→ **AIM OF THE TASK**: Say how many lines in the entries below mention "only", with no other words.

→ **Interface dataset entries**:
____________________
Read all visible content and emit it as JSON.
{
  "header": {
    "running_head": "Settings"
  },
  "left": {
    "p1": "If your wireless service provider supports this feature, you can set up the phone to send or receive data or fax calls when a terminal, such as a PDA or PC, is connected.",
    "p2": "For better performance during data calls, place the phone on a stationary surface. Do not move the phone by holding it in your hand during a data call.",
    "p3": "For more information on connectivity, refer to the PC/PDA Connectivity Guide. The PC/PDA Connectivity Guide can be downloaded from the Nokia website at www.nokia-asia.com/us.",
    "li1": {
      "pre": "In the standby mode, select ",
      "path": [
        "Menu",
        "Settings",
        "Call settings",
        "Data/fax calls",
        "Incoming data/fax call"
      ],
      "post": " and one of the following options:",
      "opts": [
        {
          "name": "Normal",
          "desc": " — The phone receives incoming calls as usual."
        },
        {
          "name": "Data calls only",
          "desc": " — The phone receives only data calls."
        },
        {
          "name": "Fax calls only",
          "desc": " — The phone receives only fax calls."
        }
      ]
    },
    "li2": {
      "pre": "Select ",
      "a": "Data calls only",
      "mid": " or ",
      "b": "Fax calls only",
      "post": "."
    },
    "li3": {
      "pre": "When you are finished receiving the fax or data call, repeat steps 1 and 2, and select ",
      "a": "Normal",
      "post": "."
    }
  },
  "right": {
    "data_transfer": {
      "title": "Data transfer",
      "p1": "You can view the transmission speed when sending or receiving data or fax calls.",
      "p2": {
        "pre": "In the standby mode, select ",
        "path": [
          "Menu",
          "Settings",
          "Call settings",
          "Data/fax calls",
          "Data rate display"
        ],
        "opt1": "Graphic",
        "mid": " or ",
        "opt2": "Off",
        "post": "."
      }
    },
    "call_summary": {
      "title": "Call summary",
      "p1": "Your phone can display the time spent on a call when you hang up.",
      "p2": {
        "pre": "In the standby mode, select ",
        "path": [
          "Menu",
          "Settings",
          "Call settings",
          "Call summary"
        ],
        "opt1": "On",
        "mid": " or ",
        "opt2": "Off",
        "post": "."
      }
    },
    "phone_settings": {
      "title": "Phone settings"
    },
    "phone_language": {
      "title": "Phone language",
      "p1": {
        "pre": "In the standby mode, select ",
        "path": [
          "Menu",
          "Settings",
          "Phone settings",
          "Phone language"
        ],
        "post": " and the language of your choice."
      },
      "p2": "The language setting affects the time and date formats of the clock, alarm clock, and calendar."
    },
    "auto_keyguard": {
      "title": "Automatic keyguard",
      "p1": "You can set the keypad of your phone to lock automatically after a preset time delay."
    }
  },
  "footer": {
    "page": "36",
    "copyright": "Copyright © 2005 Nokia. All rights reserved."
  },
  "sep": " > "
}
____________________
→ **RESULT OF THIS TASK**: 6